Each line of the listing that contains the word "Dual" is to be copied.

Records for this exercise —
=== Section Start ===

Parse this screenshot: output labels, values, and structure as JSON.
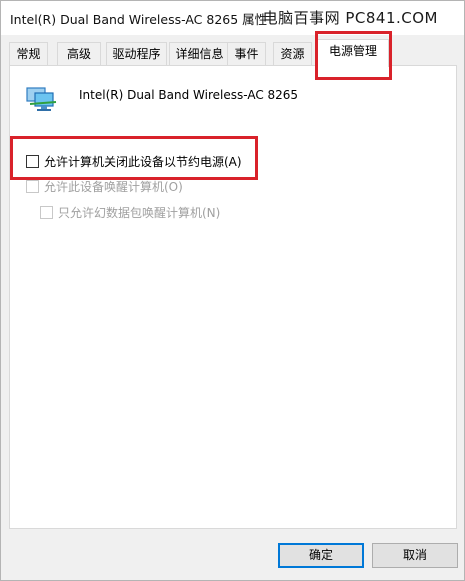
{
  "window": {
    "title": "Intel(R) Dual Band Wireless-AC 8265 属性",
    "watermark": "电脑百事网 PC841.COM"
  },
  "tabs": [
    {
      "label": "常规",
      "active": false
    },
    {
      "label": "高级",
      "active": false
    },
    {
      "label": "驱动程序",
      "active": false
    },
    {
      "label": "详细信息",
      "active": false
    },
    {
      "label": "事件",
      "active": false
    },
    {
      "label": "资源",
      "active": false
    },
    {
      "label": "电源管理",
      "active": true
    }
  ],
  "device": {
    "icon": "network-adapter-icon",
    "name": "Intel(R) Dual Band Wireless-AC 8265"
  },
  "options": [
    {
      "label": "允许计算机关闭此设备以节约电源(A)",
      "checked": false,
      "enabled": true
    },
    {
      "label": "允许此设备唤醒计算机(O)",
      "checked": false,
      "enabled": false
    },
    {
      "label": "只允许幻数据包唤醒计算机(N)",
      "checked": false,
      "enabled": false
    }
  ],
  "buttons": {
    "ok": "确定",
    "cancel": "取消"
  },
  "colors": {
    "annotation": "#d9222a",
    "focus": "#0078d7"
  }
}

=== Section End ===

The completed task —
    "title": "Intel(R) Dual Band Wireless-AC 8265 属性",
    "name": "Intel(R) Dual Band Wireless-AC 8265"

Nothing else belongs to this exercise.